→ **The problem**
Retype the whole listing below, character for character.

→ **Data to process**
--- START ---

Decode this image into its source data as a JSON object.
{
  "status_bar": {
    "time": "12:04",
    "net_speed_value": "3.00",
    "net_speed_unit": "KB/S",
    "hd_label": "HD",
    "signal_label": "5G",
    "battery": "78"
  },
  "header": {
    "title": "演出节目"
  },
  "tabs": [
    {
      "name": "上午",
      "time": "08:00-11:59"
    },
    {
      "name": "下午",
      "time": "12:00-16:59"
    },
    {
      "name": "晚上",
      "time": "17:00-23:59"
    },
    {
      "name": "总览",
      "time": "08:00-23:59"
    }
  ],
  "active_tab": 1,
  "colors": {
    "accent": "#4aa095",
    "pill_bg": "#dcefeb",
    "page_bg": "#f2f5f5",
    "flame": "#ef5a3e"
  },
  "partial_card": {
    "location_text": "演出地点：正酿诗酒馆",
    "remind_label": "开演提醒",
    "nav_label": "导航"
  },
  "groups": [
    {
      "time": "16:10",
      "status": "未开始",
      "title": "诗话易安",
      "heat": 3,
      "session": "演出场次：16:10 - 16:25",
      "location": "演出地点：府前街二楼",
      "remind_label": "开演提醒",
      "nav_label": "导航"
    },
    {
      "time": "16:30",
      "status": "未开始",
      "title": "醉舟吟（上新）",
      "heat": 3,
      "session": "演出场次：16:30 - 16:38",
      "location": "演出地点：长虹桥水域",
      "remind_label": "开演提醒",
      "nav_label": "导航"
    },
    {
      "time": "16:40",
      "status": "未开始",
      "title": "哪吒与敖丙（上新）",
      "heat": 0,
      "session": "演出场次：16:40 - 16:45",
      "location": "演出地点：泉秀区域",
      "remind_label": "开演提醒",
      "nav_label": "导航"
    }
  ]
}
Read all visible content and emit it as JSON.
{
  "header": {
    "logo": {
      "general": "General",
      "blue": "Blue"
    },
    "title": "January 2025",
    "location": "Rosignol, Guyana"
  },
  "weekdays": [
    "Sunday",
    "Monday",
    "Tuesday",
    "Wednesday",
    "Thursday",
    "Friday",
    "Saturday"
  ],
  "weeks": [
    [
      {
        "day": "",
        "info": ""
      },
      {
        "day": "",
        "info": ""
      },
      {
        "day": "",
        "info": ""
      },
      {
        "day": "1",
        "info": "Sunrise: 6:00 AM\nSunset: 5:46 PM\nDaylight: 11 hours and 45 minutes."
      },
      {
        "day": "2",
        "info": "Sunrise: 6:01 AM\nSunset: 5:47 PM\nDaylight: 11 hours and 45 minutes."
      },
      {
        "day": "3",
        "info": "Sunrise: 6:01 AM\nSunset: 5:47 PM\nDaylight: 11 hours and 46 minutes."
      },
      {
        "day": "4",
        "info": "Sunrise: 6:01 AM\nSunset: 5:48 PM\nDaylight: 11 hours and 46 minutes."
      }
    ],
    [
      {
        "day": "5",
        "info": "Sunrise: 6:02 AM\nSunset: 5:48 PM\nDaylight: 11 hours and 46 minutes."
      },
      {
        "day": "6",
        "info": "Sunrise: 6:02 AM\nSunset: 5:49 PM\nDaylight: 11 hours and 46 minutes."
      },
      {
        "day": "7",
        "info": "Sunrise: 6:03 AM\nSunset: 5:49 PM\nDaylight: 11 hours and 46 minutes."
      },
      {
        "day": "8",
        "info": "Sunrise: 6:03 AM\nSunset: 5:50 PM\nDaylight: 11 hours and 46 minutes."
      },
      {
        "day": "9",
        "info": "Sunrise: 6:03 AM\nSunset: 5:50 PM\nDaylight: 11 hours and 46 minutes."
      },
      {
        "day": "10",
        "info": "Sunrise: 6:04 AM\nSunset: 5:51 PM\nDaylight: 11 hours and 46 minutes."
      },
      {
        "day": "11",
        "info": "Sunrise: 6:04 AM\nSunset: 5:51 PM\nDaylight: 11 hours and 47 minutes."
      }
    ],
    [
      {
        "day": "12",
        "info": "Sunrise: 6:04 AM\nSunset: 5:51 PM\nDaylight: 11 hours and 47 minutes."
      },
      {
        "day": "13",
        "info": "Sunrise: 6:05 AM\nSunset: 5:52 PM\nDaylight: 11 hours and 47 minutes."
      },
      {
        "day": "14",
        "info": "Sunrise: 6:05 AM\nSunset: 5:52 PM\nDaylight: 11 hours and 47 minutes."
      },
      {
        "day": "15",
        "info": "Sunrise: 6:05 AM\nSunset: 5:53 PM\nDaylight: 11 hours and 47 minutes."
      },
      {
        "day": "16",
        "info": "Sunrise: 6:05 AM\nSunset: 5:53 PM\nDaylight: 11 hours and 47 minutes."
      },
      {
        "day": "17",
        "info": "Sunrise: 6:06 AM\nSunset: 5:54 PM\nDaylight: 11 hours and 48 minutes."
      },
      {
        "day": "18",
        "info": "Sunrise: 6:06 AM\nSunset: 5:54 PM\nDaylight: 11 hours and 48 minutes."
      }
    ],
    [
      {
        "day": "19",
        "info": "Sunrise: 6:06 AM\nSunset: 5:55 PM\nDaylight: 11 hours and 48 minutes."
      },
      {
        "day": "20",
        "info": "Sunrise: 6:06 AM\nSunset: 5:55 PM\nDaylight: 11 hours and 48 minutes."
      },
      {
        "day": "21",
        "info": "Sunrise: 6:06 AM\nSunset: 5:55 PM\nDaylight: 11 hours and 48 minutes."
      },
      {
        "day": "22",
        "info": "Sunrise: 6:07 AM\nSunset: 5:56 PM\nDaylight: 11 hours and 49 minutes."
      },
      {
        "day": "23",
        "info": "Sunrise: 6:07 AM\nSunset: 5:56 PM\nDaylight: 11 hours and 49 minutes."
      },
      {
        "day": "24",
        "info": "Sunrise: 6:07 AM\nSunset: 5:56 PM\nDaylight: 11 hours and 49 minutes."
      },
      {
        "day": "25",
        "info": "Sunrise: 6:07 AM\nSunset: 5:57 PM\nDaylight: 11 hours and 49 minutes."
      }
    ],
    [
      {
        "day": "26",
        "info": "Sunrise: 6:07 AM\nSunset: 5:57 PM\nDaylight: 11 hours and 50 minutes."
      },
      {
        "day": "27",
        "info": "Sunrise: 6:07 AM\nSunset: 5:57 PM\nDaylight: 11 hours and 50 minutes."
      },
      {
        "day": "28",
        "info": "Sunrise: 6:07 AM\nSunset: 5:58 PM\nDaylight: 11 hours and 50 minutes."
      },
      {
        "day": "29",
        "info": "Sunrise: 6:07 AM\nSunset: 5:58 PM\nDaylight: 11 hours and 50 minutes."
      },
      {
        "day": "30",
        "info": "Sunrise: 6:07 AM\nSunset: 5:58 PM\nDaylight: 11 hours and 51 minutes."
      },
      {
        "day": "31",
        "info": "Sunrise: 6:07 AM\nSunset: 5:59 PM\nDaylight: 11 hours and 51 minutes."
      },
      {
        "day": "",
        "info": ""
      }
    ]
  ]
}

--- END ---

→ **Task solution**
Decode this image into its source data as a JSON object.
{
  "status_bar": {
    "time": "12:04",
    "net_speed_value": "3.00",
    "net_speed_unit": "KB/S",
    "hd_label": "HD",
    "signal_label": "5G",
    "battery": "78"
  },
  "header": {
    "title": "演出节目"
  },
  "tabs": [
    {
      "name": "上午",
      "time": "08:00-11:59"
    },
    {
      "name": "下午",
      "time": "12:00-16:59"
    },
    {
      "name": "晚上",
      "time": "17:00-23:59"
    },
    {
      "name": "总览",
      "time": "08:00-23:59"
    }
  ],
  "active_tab": 1,
  "colors": {
    "accent": "#4aa095",
    "pill_bg": "#dcefeb",
    "page_bg": "#f2f5f5",
    "flame": "#ef5a3e"
  },
  "partial_card": {
    "location_text": "演出地点：正酿诗酒馆",
    "remind_label": "开演提醒",
    "nav_label": "导航"
  },
  "groups": [
    {
      "time": "16:10",
      "status": "未开始",
      "title": "诗话易安",
      "heat": 3,
      "session": "演出场次：16:10 - 16:25",
      "location": "演出地点：府前街二楼",
      "remind_label": "开演提醒",
      "nav_label": "导航"
    },
    {
      "time": "16:30",
      "status": "未开始",
      "title": "醉舟吟（上新）",
      "heat": 3,
      "session": "演出场次：16:30 - 16:38",
      "location": "演出地点：长虹桥水域",
      "remind_label": "开演提醒",
      "nav_label": "导航"
    },
    {
      "time": "16:40",
      "status": "未开始",
      "title": "哪吒与敖丙（上新）",
      "heat": 0,
      "session": "演出场次：16:40 - 16:45",
      "location": "演出地点：泉秀区域",
      "remind_label": "开演提醒",
      "nav_label": "导航"
    }
  ]
}
Read all visible content and emit it as JSON.
{
  "header": {
    "logo": {
      "general": "General",
      "blue": "Blue"
    },
    "title": "January 2025",
    "location": "Rosignol, Guyana"
  },
  "weekdays": [
    "Sunday",
    "Monday",
    "Tuesday",
    "Wednesday",
    "Thursday",
    "Friday",
    "Saturday"
  ],
  "weeks": [
    [
      {
        "day": "",
        "info": ""
      },
      {
        "day": "",
        "info": ""
      },
      {
        "day": "",
        "info": ""
      },
      {
        "day": "1",
        "info": "Sunrise: 6:00 AM\nSunset: 5:46 PM\nDaylight: 11 hours and 45 minutes."
      },
      {
        "day": "2",
        "info": "Sunrise: 6:01 AM\nSunset: 5:47 PM\nDaylight: 11 hours and 45 minutes."
      },
      {
        "day": "3",
        "info": "Sunrise: 6:01 AM\nSunset: 5:47 PM\nDaylight: 11 hours and 46 minutes."
      },
      {
        "day": "4",
        "info": "Sunrise: 6:01 AM\nSunset: 5:48 PM\nDaylight: 11 hours and 46 minutes."
      }
    ],
    [
      {
        "day": "5",
        "info": "Sunrise: 6:02 AM\nSunset: 5:48 PM\nDaylight: 11 hours and 46 minutes."
      },
      {
        "day": "6",
        "info": "Sunrise: 6:02 AM\nSunset: 5:49 PM\nDaylight: 11 hours and 46 minutes."
      },
      {
        "day": "7",
        "info": "Sunrise: 6:03 AM\nSunset: 5:49 PM\nDaylight: 11 hours and 46 minutes."
      },
      {
        "day": "8",
        "info": "Sunrise: 6:03 AM\nSunset: 5:50 PM\nDaylight: 11 hours and 46 minutes."
      },
      {
        "day": "9",
        "info": "Sunrise: 6:03 AM\nSunset: 5:50 PM\nDaylight: 11 hours and 46 minutes."
      },
      {
        "day": "10",
        "info": "Sunrise: 6:04 AM\nSunset: 5:51 PM\nDaylight: 11 hours and 46 minutes."
      },
      {
        "day": "11",
        "info": "Sunrise: 6:04 AM\nSunset: 5:51 PM\nDaylight: 11 hours and 47 minutes."
      }
    ],
    [
      {
        "day": "12",
        "info": "Sunrise: 6:04 AM\nSunset: 5:51 PM\nDaylight: 11 hours and 47 minutes."
      },
      {
        "day": "13",
        "info": "Sunrise: 6:05 AM\nSunset: 5:52 PM\nDaylight: 11 hours and 47 minutes."
      },
      {
        "day": "14",
        "info": "Sunrise: 6:05 AM\nSunset: 5:52 PM\nDaylight: 11 hours and 47 minutes."
      },
      {
        "day": "15",
        "info": "Sunrise: 6:05 AM\nSunset: 5:53 PM\nDaylight: 11 hours and 47 minutes."
      },
      {
        "day": "16",
        "info": "Sunrise: 6:05 AM\nSunset: 5:53 PM\nDaylight: 11 hours and 47 minutes."
      },
      {
        "day": "17",
        "info": "Sunrise: 6:06 AM\nSunset: 5:54 PM\nDaylight: 11 hours and 48 minutes."
      },
      {
        "day": "18",
        "info": "Sunrise: 6:06 AM\nSunset: 5:54 PM\nDaylight: 11 hours and 48 minutes."
      }
    ],
    [
      {
        "day": "19",
        "info": "Sunrise: 6:06 AM\nSunset: 5:55 PM\nDaylight: 11 hours and 48 minutes."
      },
      {
        "day": "20",
        "info": "Sunrise: 6:06 AM\nSunset: 5:55 PM\nDaylight: 11 hours and 48 minutes."
      },
      {
        "day": "21",
        "info": "Sunrise: 6:06 AM\nSunset: 5:55 PM\nDaylight: 11 hours and 48 minutes."
      },
      {
        "day": "22",
        "info": "Sunrise: 6:07 AM\nSunset: 5:56 PM\nDaylight: 11 hours and 49 minutes."
      },
      {
        "day": "23",
        "info": "Sunrise: 6:07 AM\nSunset: 5:56 PM\nDaylight: 11 hours and 49 minutes."
      },
      {
        "day": "24",
        "info": "Sunrise: 6:07 AM\nSunset: 5:56 PM\nDaylight: 11 hours and 49 minutes."
      },
      {
        "day": "25",
        "info": "Sunrise: 6:07 AM\nSunset: 5:57 PM\nDaylight: 11 hours and 49 minutes."
      }
    ],
    [
      {
        "day": "26",
        "info": "Sunrise: 6:07 AM\nSunset: 5:57 PM\nDaylight: 11 hours and 50 minutes."
      },
      {
        "day": "27",
        "info": "Sunrise: 6:07 AM\nSunset: 5:57 PM\nDaylight: 11 hours and 50 minutes."
      },
      {
        "day": "28",
        "info": "Sunrise: 6:07 AM\nSunset: 5:58 PM\nDaylight: 11 hours and 50 minutes."
      },
      {
        "day": "29",
        "info": "Sunrise: 6:07 AM\nSunset: 5:58 PM\nDaylight: 11 hours and 50 minutes."
      },
      {
        "day": "30",
        "info": "Sunrise: 6:07 AM\nSunset: 5:58 PM\nDaylight: 11 hours and 51 minutes."
      },
      {
        "day": "31",
        "info": "Sunrise: 6:07 AM\nSunset: 5:59 PM\nDaylight: 11 hours and 51 minutes."
      },
      {
        "day": "",
        "info": ""
      }
    ]
  ]
}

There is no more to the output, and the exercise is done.